Individuality Matters at KCHKNA
The power of a company comes from the confluence of talents. A company does not excel because its founders are super intelligent, visionary, or hard working—all good qualities. Rather the organization thrives when the members of the company unleash their individual talents. It is therefore critical that individuals are offered an environment where their talents are naturally encouraged rather than snuffed out. At KCHKNA, we aim to provide such an environment.
This article was inspired by a book by Todd Rose titled The End of Average: How we succeed in a world that values sameness. You can check it out here
Todd Rose has shared a lot of ideas on why we miss out on the talent in many capable individuals because we use the same ability metrics for people with different individualities. In his book he argued that early practitioners like Fredrick Winslow Taylor came up with ideas that justified companies valuing systems rather than individuals. For Taylor, making the factory as efficient as possible meant providing standardized training, standardized work procedures, and standardized measures of performance and progress. In the process, the individual did not matter; what mattered was how well they followed the standards or fit the standards.
These ideas—collectively referred to as Taylorism—were applied across many factories but the impact is most palpable perhaps because Taylorism was applied to the factory that almost everyone goes to: the school. The products of this factory are you and me.
In America in the early 1900s about 6 percent of the population graduated from high school and 2 percent from college. So, the output of the school factory was evidently not impressive. Along came Edward Thorndike who embraced the Taylorist idea of standardization and rigorously applied it in the school system. Students got a standard education with little regard for their individual preferences or natural abilities—if you were of a certain age, you would learn these topics, in this order, for this long. The students’ level of intelligence was measured against some average, and their fate therefore depended heavily on how far away they were from the average. The standardization of education did lead to much better output—more people graduated from high school and college. These graduates had received a standard education, allowing them to do—on average—a good job at many factories. At these factories Taylor’s influence meant that the jobs were also standard, so there wasn’t too much trouble; the factories expected what they received.
Edward Thorndike’s ideas, or a variant of them, have been adopted by schools all over the globe. This is because it allows those responsible for education to measure their success using neat metrics—for example, number of people who graduate. But to graduate doesn’t mean to have learnt, and definitely doesn’t meant you have what it takes to excel at some job. But remember this was the age of average—and in many ways still is. What this means is that on average the average graduate will do an average job, earn an average salary, live an average life contributing an average bit to a society of average individuals.
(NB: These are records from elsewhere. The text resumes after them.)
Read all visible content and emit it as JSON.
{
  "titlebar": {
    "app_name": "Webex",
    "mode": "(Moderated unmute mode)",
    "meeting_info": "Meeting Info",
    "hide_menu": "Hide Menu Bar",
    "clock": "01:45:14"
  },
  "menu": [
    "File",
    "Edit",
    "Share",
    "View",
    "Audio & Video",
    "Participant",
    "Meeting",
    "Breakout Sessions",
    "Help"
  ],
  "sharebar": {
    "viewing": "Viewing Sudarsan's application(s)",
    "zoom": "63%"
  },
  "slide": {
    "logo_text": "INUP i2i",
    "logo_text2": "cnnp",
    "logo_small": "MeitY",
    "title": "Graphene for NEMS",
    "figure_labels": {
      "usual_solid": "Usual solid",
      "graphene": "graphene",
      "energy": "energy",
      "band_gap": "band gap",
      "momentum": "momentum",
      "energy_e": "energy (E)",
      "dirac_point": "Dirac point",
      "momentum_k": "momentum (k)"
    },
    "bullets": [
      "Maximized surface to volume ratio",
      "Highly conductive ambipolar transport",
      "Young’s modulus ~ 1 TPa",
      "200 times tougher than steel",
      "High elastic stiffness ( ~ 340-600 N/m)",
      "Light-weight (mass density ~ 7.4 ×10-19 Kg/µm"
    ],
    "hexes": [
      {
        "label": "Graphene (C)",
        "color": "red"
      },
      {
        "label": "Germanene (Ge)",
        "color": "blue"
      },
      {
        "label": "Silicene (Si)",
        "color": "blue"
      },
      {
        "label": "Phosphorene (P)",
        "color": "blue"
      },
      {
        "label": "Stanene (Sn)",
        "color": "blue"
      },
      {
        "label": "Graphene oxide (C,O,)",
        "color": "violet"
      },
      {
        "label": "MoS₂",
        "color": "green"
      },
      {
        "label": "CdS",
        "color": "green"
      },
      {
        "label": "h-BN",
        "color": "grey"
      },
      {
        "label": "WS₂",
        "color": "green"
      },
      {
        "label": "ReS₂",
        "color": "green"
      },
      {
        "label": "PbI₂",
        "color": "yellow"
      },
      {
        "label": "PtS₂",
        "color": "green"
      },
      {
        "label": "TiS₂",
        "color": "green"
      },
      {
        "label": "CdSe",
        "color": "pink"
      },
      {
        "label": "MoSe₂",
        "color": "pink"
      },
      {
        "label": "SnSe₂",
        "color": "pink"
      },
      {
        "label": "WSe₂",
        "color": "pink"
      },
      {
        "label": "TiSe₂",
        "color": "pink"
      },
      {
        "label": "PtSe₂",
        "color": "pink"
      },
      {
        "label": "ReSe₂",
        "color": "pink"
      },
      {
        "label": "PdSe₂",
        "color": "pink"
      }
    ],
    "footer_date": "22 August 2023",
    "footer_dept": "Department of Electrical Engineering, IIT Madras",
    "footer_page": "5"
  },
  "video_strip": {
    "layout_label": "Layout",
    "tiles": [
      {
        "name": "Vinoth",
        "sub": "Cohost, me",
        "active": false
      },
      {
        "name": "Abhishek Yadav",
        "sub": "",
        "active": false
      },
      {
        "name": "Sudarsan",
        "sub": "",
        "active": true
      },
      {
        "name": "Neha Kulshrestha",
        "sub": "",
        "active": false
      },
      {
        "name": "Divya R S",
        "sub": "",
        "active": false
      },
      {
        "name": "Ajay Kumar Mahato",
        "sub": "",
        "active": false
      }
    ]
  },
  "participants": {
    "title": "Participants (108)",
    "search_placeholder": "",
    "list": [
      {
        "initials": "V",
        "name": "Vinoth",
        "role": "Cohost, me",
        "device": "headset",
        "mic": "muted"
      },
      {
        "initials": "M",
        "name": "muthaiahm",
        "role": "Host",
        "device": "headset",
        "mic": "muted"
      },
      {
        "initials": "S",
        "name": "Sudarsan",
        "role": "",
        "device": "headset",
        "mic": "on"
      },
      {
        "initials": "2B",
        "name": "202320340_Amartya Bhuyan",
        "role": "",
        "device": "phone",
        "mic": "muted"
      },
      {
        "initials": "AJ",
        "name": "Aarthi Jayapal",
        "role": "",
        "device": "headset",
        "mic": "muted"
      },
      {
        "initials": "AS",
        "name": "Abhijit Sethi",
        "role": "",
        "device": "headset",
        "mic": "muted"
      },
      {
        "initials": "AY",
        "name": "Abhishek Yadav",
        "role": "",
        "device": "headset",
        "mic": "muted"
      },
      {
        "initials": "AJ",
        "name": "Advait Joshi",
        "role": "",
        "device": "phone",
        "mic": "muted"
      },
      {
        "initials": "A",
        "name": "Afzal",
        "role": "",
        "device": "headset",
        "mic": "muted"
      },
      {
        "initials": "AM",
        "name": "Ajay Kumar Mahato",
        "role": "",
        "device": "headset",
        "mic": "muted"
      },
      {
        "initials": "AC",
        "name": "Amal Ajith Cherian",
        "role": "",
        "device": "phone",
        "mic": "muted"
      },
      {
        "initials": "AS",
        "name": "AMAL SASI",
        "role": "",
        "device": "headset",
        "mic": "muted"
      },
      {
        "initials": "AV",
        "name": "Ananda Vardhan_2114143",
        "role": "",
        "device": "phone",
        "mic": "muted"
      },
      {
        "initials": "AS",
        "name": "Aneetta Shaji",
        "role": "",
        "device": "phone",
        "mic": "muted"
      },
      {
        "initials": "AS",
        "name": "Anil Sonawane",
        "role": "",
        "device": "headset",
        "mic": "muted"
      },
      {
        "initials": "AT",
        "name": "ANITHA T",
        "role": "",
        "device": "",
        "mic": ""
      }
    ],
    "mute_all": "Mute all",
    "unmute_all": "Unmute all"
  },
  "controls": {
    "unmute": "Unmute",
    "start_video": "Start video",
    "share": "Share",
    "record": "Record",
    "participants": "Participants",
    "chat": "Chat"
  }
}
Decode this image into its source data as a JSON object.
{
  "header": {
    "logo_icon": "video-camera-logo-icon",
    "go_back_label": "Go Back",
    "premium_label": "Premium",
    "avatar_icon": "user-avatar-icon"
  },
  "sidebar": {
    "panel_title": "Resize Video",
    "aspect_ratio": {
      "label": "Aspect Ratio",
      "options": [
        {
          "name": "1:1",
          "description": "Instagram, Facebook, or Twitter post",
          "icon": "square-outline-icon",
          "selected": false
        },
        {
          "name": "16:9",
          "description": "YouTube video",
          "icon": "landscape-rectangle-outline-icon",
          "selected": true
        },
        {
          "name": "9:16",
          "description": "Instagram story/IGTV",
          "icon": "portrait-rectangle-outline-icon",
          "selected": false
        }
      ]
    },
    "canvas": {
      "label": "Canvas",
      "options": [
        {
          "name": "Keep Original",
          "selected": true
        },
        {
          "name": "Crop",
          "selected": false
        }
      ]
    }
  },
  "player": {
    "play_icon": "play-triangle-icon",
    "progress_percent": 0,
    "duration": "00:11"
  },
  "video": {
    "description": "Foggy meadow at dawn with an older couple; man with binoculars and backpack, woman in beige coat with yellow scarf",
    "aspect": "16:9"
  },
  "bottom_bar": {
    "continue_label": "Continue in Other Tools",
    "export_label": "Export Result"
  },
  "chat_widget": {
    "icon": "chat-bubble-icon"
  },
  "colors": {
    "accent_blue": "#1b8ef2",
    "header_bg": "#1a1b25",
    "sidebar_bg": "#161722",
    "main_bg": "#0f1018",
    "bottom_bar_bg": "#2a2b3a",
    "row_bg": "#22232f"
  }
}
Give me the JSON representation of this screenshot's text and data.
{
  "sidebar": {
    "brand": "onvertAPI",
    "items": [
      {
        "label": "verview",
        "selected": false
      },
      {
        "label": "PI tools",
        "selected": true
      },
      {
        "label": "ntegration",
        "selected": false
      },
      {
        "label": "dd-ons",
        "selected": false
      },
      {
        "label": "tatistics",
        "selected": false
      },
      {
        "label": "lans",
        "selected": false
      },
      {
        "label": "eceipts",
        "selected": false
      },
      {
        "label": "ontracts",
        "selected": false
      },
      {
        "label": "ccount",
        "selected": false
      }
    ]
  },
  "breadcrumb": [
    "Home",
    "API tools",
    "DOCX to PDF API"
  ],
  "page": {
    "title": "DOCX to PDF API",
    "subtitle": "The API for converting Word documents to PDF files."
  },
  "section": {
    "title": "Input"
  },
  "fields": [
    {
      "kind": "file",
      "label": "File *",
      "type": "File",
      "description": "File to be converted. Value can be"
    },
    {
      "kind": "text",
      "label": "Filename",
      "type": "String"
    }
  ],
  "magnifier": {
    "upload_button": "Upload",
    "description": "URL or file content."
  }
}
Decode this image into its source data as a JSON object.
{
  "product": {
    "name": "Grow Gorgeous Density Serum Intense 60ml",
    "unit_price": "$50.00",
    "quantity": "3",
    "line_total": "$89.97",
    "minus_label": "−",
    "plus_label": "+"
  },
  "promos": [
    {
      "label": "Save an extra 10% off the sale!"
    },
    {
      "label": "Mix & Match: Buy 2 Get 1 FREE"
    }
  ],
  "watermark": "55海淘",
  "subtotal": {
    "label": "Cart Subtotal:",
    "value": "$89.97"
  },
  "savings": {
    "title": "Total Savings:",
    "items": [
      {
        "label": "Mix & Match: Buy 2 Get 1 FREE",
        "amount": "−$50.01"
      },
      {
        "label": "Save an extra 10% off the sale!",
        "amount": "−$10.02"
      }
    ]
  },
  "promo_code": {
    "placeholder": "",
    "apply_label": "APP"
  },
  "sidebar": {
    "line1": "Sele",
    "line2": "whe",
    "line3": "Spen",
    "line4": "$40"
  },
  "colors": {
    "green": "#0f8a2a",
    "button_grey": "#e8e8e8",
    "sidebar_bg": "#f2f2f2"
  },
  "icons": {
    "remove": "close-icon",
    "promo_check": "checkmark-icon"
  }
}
But a time comes when we no longer want average individuals because the stakes are higher. You want people to be not just good at what they do but magnificent. You want an organization where the employees don’t wait for the bell to ring to move to the next task but are motivated enough to know when to move to the next task. And to do that, it appears, we would need to focus more on the individual, to take into account what their natural abilities are, and then offer them a customized path on which they can excel without the need to compare themselves against some arbitrary and dubious average success icon.
We believe that for the human race to progress we would need to tap far more into everyone’s potential by focusing on the individual. We feel that one of the key ways companies can thrive and offer employees work that is exciting and impactful, is through focusing on empowering their whole company. You may be a bit puzzled when we say ‘focusing on the company’. Let’s start with a question: what is a company?
A company can be thought of as a group of individuals working together to achieve one common goal. A company is made up of people and indeed, when everyone knocks off, the company goes home; what remains are the buildings, the chairs and such other props. If management teams care about the people working in the organization—rather than the immaterial, abstract organization itself—such a team would scale heights much faster. We are not saying it’s not good to make a profit but the point is we can make a profit if we care more about the people who are behind that profitability. In other words we focus on metrics that measure the quality of life of the individuals making up the company—and then we aggregate those measures to come up with a measure of how successful the whole company is. In this way you would not have a successful company whose employees are not successful, or a happy (based on some metric) company whose employees are anything but. When the company underperforms management does not just fire its employees; rather we would focus on understanding how we may be of help for them to reach their potential—because they are the company. The truth is that with the different backgrounds, understanding as well as perception that we each have, our performance across different tasks will differ. But we are all good in certain fields or contexts, and as management we would love to see our team members be in contexts where they can shine. After all, who wants to be known for mediocre work? Who doesn’t want to show the world their best self?
KCHKNA Inc. is one of the companies in Africa that gauges the potential of its team members not through their grades. We look across many metrics—it is definitely harder than just a quick peek at some grades—to understand in which context such and such could thrive. This in the long term allows us to keep members who love being at the company, and thus deliver high quality output shipped out with love and passion.
If you’re applying to join the team at KCHKNA, know that KCHKNA is more interested in your story and your worldview rather than your experience. The word “experience” is perhaps overrated and we believe people with drive and passion can get things done much better than those with experience. If you are not an average person; if you feel uncomfortable being like everyone else, but only just better; if your goal in life is not to walk the path already travelled: then show us your game, and let’s work together!